by Edgar Allan Poe
Tools of Characterization
The narrator remarks that the name “William Wilson” is fake; he chooses it for the purposes of this story, but it isn’t actually his real name. This deception is interesting in and of itself – and you can read more about it in “Character Analysis.” For the moment, let’s think about why he chose this particular name.
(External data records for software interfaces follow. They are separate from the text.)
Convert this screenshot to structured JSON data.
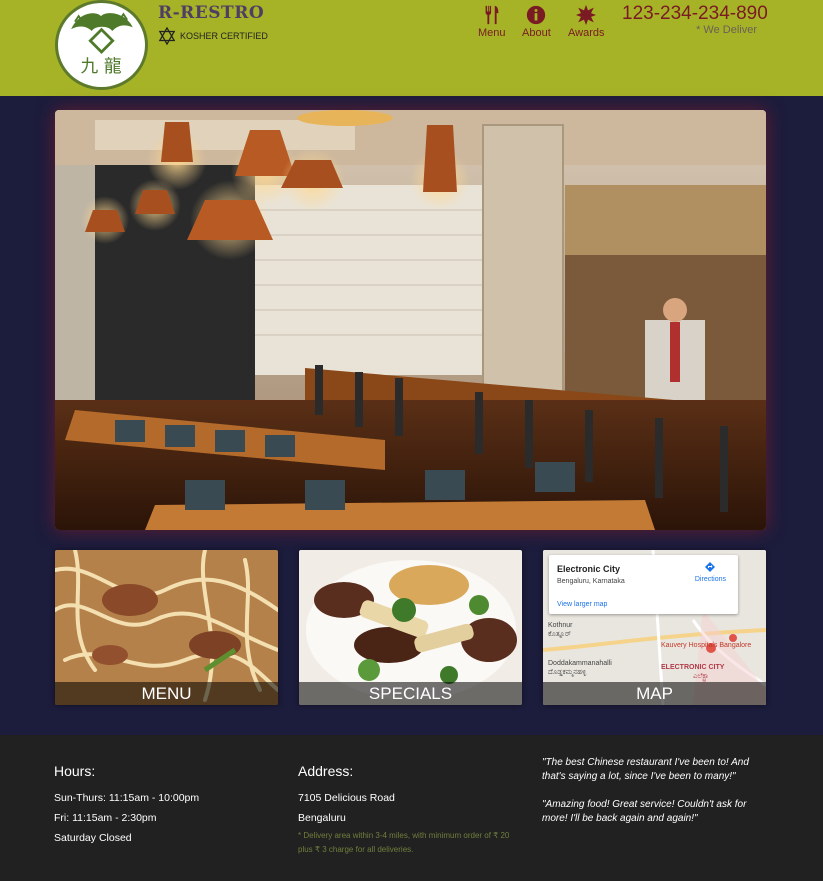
{
  "header": {
    "brand_name": "R-RESTRO",
    "kosher_label": "KOSHER CERTIFIED",
    "logo_glyphs": "九 龍",
    "nav": [
      {
        "label": "Menu",
        "icon": "utensils-icon"
      },
      {
        "label": "About",
        "icon": "info-icon"
      },
      {
        "label": "Awards",
        "icon": "award-icon"
      }
    ],
    "phone": "123-234-234-890",
    "delivery_note": "* We Deliver"
  },
  "hero": {
    "image": "restaurant-interior-photo"
  },
  "tiles": {
    "menu_label": "MENU",
    "specials_label": "SPECIALS",
    "map_label": "MAP"
  },
  "map": {
    "place": "Electronic City",
    "region": "Bengaluru, Karnataka",
    "directions_label": "Directions",
    "larger_map_link": "View larger map",
    "labels": {
      "kothnur": "Kothnur",
      "kothnur_kn": "ಕೊತ್ನೂರ್",
      "hospital": "Kauvery Hospitals Bangalore",
      "doddakammanahalli": "Doddakammanahalli",
      "doddakammanahalli_kn": "ದೊಡ್ಡಕಮ್ಮನಹಳ್ಳಿ",
      "electronic_city": "ELECTRONIC CITY",
      "electronic_city_kn": "ಎಲೆಕ್ಟ್ರಾ"
    }
  },
  "footer": {
    "hours_title": "Hours:",
    "hours": [
      "Sun-Thurs: 11:15am - 10:00pm",
      "Fri: 11:15am - 2:30pm",
      "Saturday Closed"
    ],
    "address_title": "Address:",
    "address": [
      "7105 Delicious Road",
      "Bengaluru"
    ],
    "delivery_note": "* Delivery area within 3-4 miles, with minimum order of ₹ 20 plus ₹ 3 charge for all deliveries.",
    "quotes": [
      "\"The best Chinese restaurant I've been to! And that's saying a lot, since I've been to many!\"",
      "\"Amazing food! Great service! Couldn't ask for more! I'll be back again and again!\""
    ]
  },
  "colors": {
    "header_bg": "#a6b327",
    "page_bg": "#1c1c3c",
    "accent": "#7a1b23",
    "footer_bg": "#212121",
    "note_green": "#6f7f3c"
  }
}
First, you’ve got the doubling going on inside the name itself; “William Wilson” is a tad redundant, in that “WILLiam sounds a lot like “WILson.” Then you can go nuts with name etymology, if that’s your thing. “William” originally combined two words, “will” (as in desire”) and “protection.” When you put them together, you get “will protection.” Or the narrator has willed himself some protection. If you like the theory that the second William Wilson is the first’s conscience, then you could think of him as protection for the narrator; a conscience protects us from doing things that are wrong. Now, if the narrator has willed his own protection, it hints that the narrator has deliberately willed the existence of his double, and that this double in some way protects him – from himself, or at least from his most ungovernable passions. That’s what a conscience is for, in any case. Lastly, the origin of “Wilson” is “the son of William.” You could look this up on an etymology site, or you could just think about the word: “Will-son,” or “son of Will.”
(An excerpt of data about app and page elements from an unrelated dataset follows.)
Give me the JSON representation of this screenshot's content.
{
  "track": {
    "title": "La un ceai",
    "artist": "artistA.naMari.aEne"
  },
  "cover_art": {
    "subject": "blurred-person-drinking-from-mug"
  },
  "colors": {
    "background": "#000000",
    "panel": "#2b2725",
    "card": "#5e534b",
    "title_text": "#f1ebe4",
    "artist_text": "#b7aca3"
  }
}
Of course, the second William Wilson’s physical likeness to the narrator William Wilson is one of the other big indications that they may be two halves of the same person. It is this likeness of feature, not the identical name, that so terrifies the narrator in the early half of the story, and that is the primary reason he is unable to look his double in the face for the rest of the tale.